»»
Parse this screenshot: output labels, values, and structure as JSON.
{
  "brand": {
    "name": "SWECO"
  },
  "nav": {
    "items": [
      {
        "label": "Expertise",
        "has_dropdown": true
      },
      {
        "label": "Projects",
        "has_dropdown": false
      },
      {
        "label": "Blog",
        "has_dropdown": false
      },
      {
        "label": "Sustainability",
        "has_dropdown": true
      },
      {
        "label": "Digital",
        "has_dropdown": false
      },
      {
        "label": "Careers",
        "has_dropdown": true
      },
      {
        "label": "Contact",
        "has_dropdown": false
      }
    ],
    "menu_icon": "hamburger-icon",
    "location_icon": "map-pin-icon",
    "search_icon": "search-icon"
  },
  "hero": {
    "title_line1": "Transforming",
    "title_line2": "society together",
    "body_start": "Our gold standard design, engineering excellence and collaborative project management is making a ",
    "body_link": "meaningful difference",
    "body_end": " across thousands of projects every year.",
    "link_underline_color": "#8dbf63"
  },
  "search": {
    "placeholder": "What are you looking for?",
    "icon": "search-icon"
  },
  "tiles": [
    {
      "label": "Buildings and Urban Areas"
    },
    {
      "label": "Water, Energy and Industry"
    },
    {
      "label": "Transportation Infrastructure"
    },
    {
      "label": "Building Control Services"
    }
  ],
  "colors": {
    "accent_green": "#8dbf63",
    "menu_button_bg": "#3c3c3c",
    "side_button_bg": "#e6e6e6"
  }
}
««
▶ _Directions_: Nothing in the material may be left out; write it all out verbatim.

▶ _Result_:
Parse this screenshot: output labels, values, and structure as JSON.
{
  "brand": {
    "name": "SWECO"
  },
  "nav": {
    "items": [
      {
        "label": "Expertise",
        "has_dropdown": true
      },
      {
        "label": "Projects",
        "has_dropdown": false
      },
      {
        "label": "Blog",
        "has_dropdown": false
      },
      {
        "label": "Sustainability",
        "has_dropdown": true
      },
      {
        "label": "Digital",
        "has_dropdown": false
      },
      {
        "label": "Careers",
        "has_dropdown": true
      },
      {
        "label": "Contact",
        "has_dropdown": false
      }
    ],
    "menu_icon": "hamburger-icon",
    "location_icon": "map-pin-icon",
    "search_icon": "search-icon"
  },
  "hero": {
    "title_line1": "Transforming",
    "title_line2": "society together",
    "body_start": "Our gold standard design, engineering excellence and collaborative project management is making a ",
    "body_link": "meaningful difference",
    "body_end": " across thousands of projects every year.",
    "link_underline_color": "#8dbf63"
  },
  "search": {
    "placeholder": "What are you looking for?",
    "icon": "search-icon"
  },
  "tiles": [
    {
      "label": "Buildings and Urban Areas"
    },
    {
      "label": "Water, Energy and Industry"
    },
    {
      "label": "Transportation Infrastructure"
    },
    {
      "label": "Building Control Services"
    }
  ],
  "colors": {
    "accent_green": "#8dbf63",
    "menu_button_bg": "#3c3c3c",
    "side_button_bg": "#e6e6e6"
  }
}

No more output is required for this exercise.